  6. ^ Wansink DG, van Herpen RE, Coerwinkel-Driessen MM, Groenen PJ, Hemmings BA, Wieringa B (Aug 2003). "Alternative splicing controls myotonic dystrophy protein kinase structure, enzymatic activity, and subcellular localization". Molecular and Cellular Biology 23 (16): 5489–501. doi:10.1128/mcb.23.16.5489-5501.2003. PMID 12897125. 
  7. ^ Timchenko L, Nastainczyk W, Schneider T, Patel B, Hofmann F, Caskey CT (Jun 1995). "Full-length myotonin protein kinase (72 kDa) displays serine kinase activity". Proceedings of the National Academy of Sciences of the United States of America 92 (12): 5366–70. doi:10.1073/pnas.92.12.5366. PMID 7777513. 
  8. ^ Kaliman P, Catalucci D, Lam JT, Kondo R, Gutiérrez JC, Reddy S et al. (Mar 2005). "Myotonic dystrophy protein kinase phosphorylates phospholamban and regulates calcium uptake in cardiomyocyte sarcoplasmic reticulum". The Journal of Biological Chemistry 280 (9): 8016–21. doi:10.1074/jbc.M412845200. PMID 15598648. 

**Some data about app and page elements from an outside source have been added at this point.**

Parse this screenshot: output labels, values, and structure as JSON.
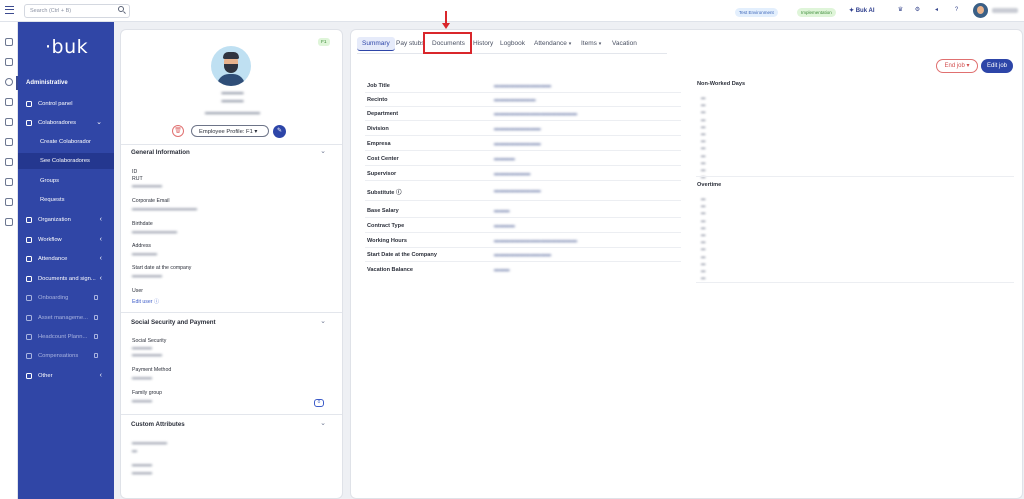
{
  "topbar": {
    "search_placeholder": "Search (Ctrl + B)",
    "env_label": "Test Environment",
    "impl_label": "Implementation",
    "ai_label": "Buk AI"
  },
  "sidebar": {
    "logo": "·buk",
    "heading": "Administrative",
    "items": [
      {
        "label": "Control panel"
      },
      {
        "label": "Colaboradores"
      },
      {
        "label": "Create Colaborador"
      },
      {
        "label": "See Colaboradores"
      },
      {
        "label": "Groups"
      },
      {
        "label": "Requests"
      },
      {
        "label": "Organization"
      },
      {
        "label": "Workflow"
      },
      {
        "label": "Attendance"
      },
      {
        "label": "Documents and sign..."
      },
      {
        "label": "Onboarding"
      },
      {
        "label": "Asset manageme..."
      },
      {
        "label": "Headcount Plann..."
      },
      {
        "label": "Compensations"
      },
      {
        "label": "Other"
      }
    ]
  },
  "profile": {
    "tag": "F1",
    "employee_profile_label": "Employee Profile: F1 ▾",
    "general_title": "General Information",
    "fields": [
      {
        "label": "ID"
      },
      {
        "label": "RUT"
      },
      {
        "label": "Corporate Email"
      },
      {
        "label": "Birthdate"
      },
      {
        "label": "Address"
      },
      {
        "label": "Start date at the company"
      },
      {
        "label": "User"
      }
    ],
    "edit_user": "Edit user",
    "social_title": "Social Security and Payment",
    "social_fields": [
      {
        "label": "Social Security"
      },
      {
        "label": "Payment Method"
      },
      {
        "label": "Family group"
      }
    ],
    "family_count": "0",
    "custom_title": "Custom Attributes"
  },
  "main": {
    "tabs": [
      {
        "label": "Summary"
      },
      {
        "label": "Pay stubs"
      },
      {
        "label": "Documents"
      },
      {
        "label": "History"
      },
      {
        "label": "Logbook"
      },
      {
        "label": "Attendance"
      },
      {
        "label": "Items"
      },
      {
        "label": "Vacation"
      }
    ],
    "end_job": "End job ▾",
    "edit_job": "Edit job",
    "rows": [
      {
        "label": "Job Title"
      },
      {
        "label": "Recinto"
      },
      {
        "label": "Department"
      },
      {
        "label": "Division"
      },
      {
        "label": "Empresa"
      },
      {
        "label": "Cost Center"
      },
      {
        "label": "Supervisor"
      },
      {
        "label": "Substitute"
      },
      {
        "label": "Base Salary"
      },
      {
        "label": "Contract Type"
      },
      {
        "label": "Working Hours"
      },
      {
        "label": "Start Date at the Company"
      },
      {
        "label": "Vacation Balance"
      }
    ],
    "non_worked_title": "Non-Worked Days",
    "overtime_title": "Overtime"
  }
}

  9. ^ http://ghr.nlm.nih.gov/gene/DMPK.  Missing or empty |title= (help)
  10. ^ Elkins JM, Amos A, Niesen FH, Pike AC, Fedorov O, Knapp S (Apr 2009). "Structure of dystrophia myotonica protein kinase". Protein Science 18 (4): 782–91. doi:10.1002/pro.82. PMID 19309729. 
  11. ^ Bush, Eric W. (May 9, 2000). "Myotonic Dystrophy Protein Kinase Domains Mediate Localization, Oligomerization, Novel Catalytic Activity, and Autoinhibition". Biochemistry 39: 8480–8490. doi:10.1021/bi992142f. 

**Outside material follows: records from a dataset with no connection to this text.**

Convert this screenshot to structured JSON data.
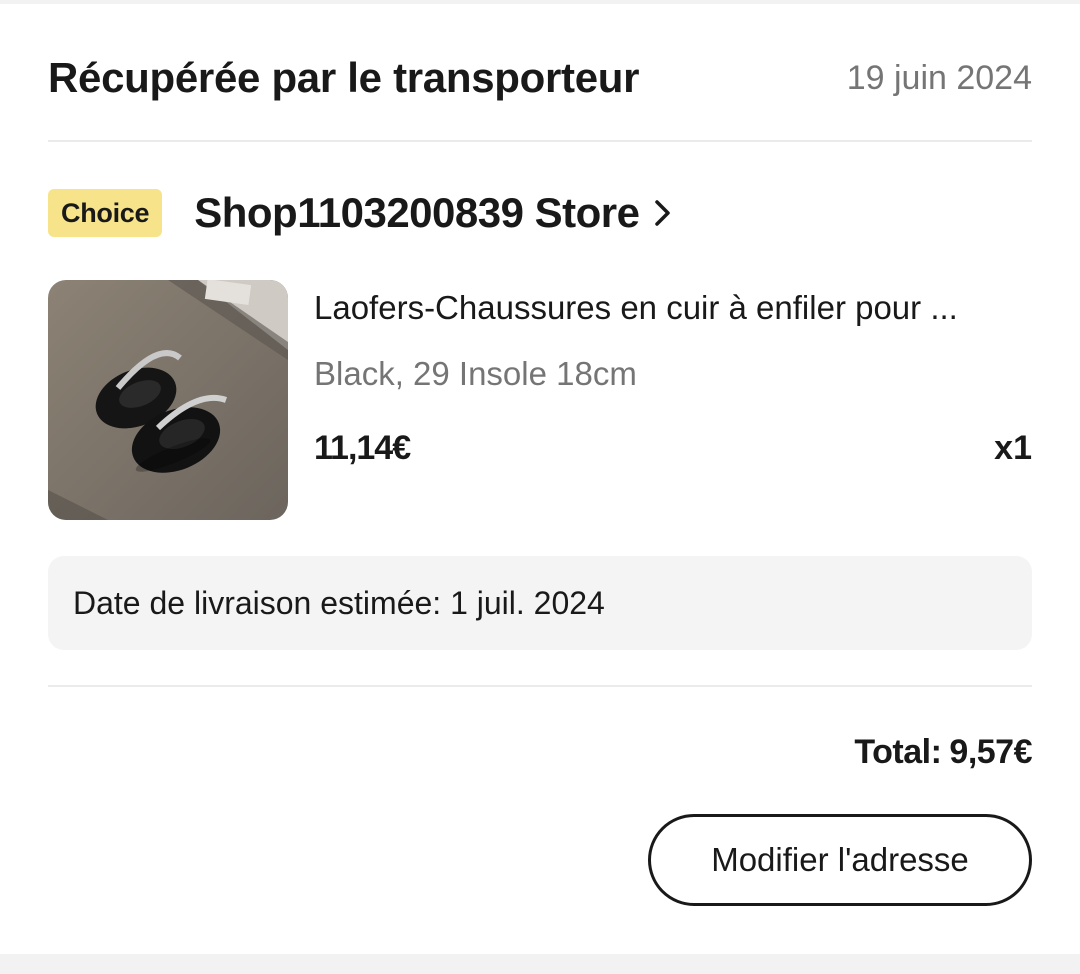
{
  "status": {
    "title": "Récupérée par le transporteur",
    "date": "19 juin 2024"
  },
  "store": {
    "badge": "Choice",
    "name": "Shop1103200839 Store",
    "chevron_icon": "chevron-right-icon"
  },
  "product": {
    "title": "Laofers-Chaussures en cuir à enfiler pour ...",
    "variant": "Black, 29 Insole 18cm",
    "price": "11,14€",
    "quantity": "x1",
    "image": "black-leather-shoes-photo"
  },
  "delivery": {
    "text": "Date de livraison estimée: 1 juil. 2024"
  },
  "total": {
    "label": "Total:",
    "value": "9,57€"
  },
  "actions": {
    "modify_address": "Modifier l'adresse"
  },
  "colors": {
    "badge_bg": "#f7e48a",
    "text": "#191919",
    "muted": "#757575",
    "box_bg": "#f4f4f4"
  }
}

  12. ^ Suzuki A, Sugiyama Y, Hayashi Y, Nyu-i N, Yoshida M, Nonaka I et al. (March 1998). "MKBP, a novel member of the small heat shock protein family, binds and activates the myotonic dystrophy protein kinase". J. Cell Biol. (UNITED STATES) 140 (5): 1113–24. doi:10.1083/jcb.140.5.1113. ISSN 0021-9525. PMC 2132705. PMID 9490724. 
  13. ^ Sugiyama Y, Suzuki A, Kishikawa M, Akutsu R, Hirose T, Waye MM et al. (January 2000). "Muscle develops a specific form of small heat shock protein complex composed of MKBP/HSPB2 and HSPB3 during myogenic differentiation". J. Biol. Chem. 275 (2): 1095–104. doi:10.1074/jbc.275.2.1095. PMID 10625651. 
  14. ^ Shimizu M, Wang W, Walch ET, Dunne PW, Epstein HF (June 2000). "Rac-1 and Raf-1 kinases, components of distinct signaling pathways, activate myotonic dystrophy protein kinase". FEBS Lett. 475 (3): 273–7. doi:10.1016/S0014-5793(00)01692-6. PMID 10869570. 
  15. ^ Bush EW, Helmke SM, Birnbaum RA, Perryman MB (Jul 2000). "Myotonic dystrophy protein kinase domains mediate localization, oligomerization, novel catalytic activity, and autoinhibition". Biochemistry 39 (29): 8480–90. doi:10.1021/bi992142f. PMID 10913253. 
  16. ^ Edlund T, Jessell TM (Jan 1999). "Progression from extrinsic to intrinsic signaling in cell fate specification: a view from the nervous system". Cell 96 (2): 211–24. doi:10.1016/s0092-8674(00)80561-9. PMID 9988216. 

External links[edit]

Further reading[edit]